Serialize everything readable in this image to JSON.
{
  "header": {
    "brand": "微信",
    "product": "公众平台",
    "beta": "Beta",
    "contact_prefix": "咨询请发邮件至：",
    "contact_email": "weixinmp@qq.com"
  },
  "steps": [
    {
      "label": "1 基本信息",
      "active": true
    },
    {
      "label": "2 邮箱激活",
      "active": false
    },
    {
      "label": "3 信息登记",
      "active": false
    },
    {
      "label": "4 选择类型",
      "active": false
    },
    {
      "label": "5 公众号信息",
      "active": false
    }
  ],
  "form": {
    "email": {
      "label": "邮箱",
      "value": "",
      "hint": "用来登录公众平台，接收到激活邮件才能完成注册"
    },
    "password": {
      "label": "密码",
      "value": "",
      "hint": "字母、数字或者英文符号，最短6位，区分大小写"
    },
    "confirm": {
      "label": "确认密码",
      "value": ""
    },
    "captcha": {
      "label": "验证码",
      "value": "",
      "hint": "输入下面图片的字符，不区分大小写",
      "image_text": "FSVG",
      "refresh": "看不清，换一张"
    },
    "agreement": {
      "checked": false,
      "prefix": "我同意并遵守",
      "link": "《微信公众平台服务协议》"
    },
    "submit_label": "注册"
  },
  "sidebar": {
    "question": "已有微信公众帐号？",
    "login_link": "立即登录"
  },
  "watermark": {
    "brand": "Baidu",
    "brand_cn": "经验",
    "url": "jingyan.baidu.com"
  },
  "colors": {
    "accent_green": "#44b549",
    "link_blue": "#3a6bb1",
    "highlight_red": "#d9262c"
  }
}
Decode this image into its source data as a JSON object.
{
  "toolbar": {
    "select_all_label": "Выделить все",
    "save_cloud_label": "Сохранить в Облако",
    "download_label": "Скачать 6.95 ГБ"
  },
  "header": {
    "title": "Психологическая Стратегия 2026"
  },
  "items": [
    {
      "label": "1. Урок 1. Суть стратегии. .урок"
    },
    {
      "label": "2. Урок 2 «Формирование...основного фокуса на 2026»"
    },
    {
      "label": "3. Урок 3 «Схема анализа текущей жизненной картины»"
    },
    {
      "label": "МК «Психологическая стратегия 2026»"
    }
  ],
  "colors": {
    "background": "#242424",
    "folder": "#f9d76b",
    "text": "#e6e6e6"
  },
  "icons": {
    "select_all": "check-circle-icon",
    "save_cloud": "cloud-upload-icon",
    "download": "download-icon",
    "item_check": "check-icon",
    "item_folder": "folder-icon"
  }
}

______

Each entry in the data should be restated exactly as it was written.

Serialize everything readable in this image to JSON.
{
  "header": {
    "brand": "微信",
    "product": "公众平台",
    "beta": "Beta",
    "contact_prefix": "咨询请发邮件至：",
    "contact_email": "weixinmp@qq.com"
  },
  "steps": [
    {
      "label": "1 基本信息",
      "active": true
    },
    {
      "label": "2 邮箱激活",
      "active": false
    },
    {
      "label": "3 信息登记",
      "active": false
    },
    {
      "label": "4 选择类型",
      "active": false
    },
    {
      "label": "5 公众号信息",
      "active": false
    }
  ],
  "form": {
    "email": {
      "label": "邮箱",
      "value": "",
      "hint": "用来登录公众平台，接收到激活邮件才能完成注册"
    },
    "password": {
      "label": "密码",
      "value": "",
      "hint": "字母、数字或者英文符号，最短6位，区分大小写"
    },
    "confirm": {
      "label": "确认密码",
      "value": ""
    },
    "captcha": {
      "label": "验证码",
      "value": "",
      "hint": "输入下面图片的字符，不区分大小写",
      "image_text": "FSVG",
      "refresh": "看不清，换一张"
    },
    "agreement": {
      "checked": false,
      "prefix": "我同意并遵守",
      "link": "《微信公众平台服务协议》"
    },
    "submit_label": "注册"
  },
  "sidebar": {
    "question": "已有微信公众帐号？",
    "login_link": "立即登录"
  },
  "watermark": {
    "brand": "Baidu",
    "brand_cn": "经验",
    "url": "jingyan.baidu.com"
  },
  "colors": {
    "accent_green": "#44b549",
    "link_blue": "#3a6bb1",
    "highlight_red": "#d9262c"
  }
}
Decode this image into its source data as a JSON object.
{
  "toolbar": {
    "select_all_label": "Выделить все",
    "save_cloud_label": "Сохранить в Облако",
    "download_label": "Скачать 6.95 ГБ"
  },
  "header": {
    "title": "Психологическая Стратегия 2026"
  },
  "items": [
    {
      "label": "1. Урок 1. Суть стратегии. .урок"
    },
    {
      "label": "2. Урок 2 «Формирование...основного фокуса на 2026»"
    },
    {
      "label": "3. Урок 3 «Схема анализа текущей жизненной картины»"
    },
    {
      "label": "МК «Психологическая стратегия 2026»"
    }
  ],
  "colors": {
    "background": "#242424",
    "folder": "#f9d76b",
    "text": "#e6e6e6"
  },
  "icons": {
    "select_all": "check-circle-icon",
    "save_cloud": "cloud-upload-icon",
    "download": "download-icon",
    "item_check": "check-icon",
    "item_folder": "folder-icon"
  }
}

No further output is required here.